Website and app data records:
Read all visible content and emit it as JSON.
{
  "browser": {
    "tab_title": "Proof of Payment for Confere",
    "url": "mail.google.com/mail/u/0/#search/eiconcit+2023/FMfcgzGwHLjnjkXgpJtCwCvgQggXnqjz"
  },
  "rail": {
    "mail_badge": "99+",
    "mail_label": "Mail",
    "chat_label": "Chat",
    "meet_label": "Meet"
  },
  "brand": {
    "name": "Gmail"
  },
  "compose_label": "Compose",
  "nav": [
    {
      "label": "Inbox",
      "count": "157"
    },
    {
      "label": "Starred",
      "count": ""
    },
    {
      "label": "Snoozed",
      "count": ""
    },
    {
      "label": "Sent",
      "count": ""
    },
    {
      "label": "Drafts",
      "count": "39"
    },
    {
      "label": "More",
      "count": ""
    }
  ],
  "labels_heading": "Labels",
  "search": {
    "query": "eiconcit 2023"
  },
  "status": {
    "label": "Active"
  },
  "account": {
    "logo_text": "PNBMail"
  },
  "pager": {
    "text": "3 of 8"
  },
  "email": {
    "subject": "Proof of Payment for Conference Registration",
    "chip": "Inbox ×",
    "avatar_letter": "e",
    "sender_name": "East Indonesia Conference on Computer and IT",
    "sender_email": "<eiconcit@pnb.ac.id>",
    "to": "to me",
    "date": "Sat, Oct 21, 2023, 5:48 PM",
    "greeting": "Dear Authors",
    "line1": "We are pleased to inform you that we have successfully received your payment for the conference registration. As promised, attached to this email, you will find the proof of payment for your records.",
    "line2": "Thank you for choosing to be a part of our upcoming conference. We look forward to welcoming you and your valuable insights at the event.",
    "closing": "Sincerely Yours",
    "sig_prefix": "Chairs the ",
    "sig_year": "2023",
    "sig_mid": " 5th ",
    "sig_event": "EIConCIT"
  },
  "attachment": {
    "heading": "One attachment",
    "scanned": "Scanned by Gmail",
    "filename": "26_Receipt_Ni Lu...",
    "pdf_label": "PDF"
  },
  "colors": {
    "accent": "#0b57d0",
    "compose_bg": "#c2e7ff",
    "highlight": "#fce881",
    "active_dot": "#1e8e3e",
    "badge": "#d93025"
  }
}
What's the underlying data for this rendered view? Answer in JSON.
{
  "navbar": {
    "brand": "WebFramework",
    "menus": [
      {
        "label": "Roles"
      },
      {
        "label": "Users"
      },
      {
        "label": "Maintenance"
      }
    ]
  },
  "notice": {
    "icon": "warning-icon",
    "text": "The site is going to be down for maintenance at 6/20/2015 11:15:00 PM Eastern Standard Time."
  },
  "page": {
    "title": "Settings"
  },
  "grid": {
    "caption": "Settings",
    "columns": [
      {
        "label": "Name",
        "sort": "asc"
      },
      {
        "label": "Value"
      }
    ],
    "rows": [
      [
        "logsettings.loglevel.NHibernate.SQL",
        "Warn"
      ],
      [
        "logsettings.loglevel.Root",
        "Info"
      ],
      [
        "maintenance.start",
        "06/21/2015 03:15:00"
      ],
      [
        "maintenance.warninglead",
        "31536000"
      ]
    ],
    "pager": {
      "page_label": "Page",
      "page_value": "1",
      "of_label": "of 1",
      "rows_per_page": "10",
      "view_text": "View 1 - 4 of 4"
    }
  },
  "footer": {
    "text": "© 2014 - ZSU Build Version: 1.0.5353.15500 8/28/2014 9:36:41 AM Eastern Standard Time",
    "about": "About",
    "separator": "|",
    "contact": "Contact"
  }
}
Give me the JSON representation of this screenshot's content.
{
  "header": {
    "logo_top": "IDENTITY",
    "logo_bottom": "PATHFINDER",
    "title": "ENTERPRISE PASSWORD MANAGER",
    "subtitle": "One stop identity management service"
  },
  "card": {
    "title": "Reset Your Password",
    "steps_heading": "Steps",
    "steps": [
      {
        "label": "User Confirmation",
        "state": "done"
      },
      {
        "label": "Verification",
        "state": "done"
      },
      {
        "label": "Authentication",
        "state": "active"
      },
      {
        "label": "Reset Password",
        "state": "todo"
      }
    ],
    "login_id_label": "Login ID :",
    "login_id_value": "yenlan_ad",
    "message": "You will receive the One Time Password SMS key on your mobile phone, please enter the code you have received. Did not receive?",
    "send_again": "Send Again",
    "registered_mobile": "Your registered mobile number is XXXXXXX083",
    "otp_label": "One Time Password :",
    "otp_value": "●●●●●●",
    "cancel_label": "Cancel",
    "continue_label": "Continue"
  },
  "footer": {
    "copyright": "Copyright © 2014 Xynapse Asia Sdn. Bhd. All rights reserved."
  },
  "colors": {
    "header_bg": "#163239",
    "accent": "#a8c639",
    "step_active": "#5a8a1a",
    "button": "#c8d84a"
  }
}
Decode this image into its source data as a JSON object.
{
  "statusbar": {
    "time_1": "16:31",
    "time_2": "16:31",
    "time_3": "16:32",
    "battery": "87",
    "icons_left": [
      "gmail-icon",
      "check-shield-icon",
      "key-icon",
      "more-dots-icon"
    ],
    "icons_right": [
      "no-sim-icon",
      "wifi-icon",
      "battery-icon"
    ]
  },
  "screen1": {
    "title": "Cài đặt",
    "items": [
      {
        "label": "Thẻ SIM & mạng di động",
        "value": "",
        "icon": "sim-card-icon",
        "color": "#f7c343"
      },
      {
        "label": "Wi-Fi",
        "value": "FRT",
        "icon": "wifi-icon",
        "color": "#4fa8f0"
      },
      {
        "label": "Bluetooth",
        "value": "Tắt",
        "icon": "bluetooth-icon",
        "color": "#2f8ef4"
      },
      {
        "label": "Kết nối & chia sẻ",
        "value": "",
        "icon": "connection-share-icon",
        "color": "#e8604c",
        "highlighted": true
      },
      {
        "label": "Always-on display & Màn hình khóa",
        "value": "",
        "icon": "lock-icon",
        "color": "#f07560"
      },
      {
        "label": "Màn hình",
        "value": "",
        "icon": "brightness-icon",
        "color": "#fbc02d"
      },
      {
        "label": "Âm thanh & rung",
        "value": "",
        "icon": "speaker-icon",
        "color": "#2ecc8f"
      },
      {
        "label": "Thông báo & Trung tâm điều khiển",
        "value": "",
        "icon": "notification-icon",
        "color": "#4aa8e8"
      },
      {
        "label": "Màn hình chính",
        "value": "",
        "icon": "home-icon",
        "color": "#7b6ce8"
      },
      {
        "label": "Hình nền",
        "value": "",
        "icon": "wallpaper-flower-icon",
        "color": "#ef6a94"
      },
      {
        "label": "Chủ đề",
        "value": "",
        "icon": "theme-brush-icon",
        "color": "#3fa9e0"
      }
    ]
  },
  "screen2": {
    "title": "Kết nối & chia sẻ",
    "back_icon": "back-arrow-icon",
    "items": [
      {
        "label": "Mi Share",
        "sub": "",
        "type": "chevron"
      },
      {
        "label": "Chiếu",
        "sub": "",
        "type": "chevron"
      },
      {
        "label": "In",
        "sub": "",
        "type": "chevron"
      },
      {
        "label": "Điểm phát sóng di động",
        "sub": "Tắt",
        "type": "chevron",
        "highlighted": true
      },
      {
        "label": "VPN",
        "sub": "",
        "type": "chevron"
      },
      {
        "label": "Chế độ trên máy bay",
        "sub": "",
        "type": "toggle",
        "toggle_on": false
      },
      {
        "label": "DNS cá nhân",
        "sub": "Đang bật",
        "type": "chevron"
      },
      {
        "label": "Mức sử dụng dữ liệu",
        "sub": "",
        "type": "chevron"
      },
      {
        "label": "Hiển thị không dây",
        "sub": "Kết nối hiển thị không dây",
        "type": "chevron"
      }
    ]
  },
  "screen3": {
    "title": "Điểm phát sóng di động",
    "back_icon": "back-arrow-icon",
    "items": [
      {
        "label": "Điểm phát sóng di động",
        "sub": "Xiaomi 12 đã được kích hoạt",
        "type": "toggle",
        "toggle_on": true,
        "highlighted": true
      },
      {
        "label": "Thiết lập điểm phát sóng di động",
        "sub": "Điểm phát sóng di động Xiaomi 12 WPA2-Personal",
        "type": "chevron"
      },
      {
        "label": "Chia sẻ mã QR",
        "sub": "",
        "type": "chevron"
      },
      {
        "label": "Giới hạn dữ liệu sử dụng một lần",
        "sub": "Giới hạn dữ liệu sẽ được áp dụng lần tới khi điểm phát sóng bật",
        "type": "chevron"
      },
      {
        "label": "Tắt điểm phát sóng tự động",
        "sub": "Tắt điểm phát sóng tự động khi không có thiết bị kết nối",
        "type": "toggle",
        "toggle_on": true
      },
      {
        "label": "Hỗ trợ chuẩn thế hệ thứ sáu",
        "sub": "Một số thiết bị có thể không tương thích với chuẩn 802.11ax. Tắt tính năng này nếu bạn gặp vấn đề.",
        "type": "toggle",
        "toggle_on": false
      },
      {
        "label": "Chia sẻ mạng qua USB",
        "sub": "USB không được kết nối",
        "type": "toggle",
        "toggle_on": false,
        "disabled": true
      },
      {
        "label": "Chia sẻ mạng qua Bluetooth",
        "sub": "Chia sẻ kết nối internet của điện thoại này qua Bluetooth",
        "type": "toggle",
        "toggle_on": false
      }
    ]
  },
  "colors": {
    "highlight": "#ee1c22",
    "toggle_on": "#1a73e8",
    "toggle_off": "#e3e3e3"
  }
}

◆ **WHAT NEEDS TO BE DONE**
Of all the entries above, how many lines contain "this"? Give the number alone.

◆ **ANSWER BOX**
4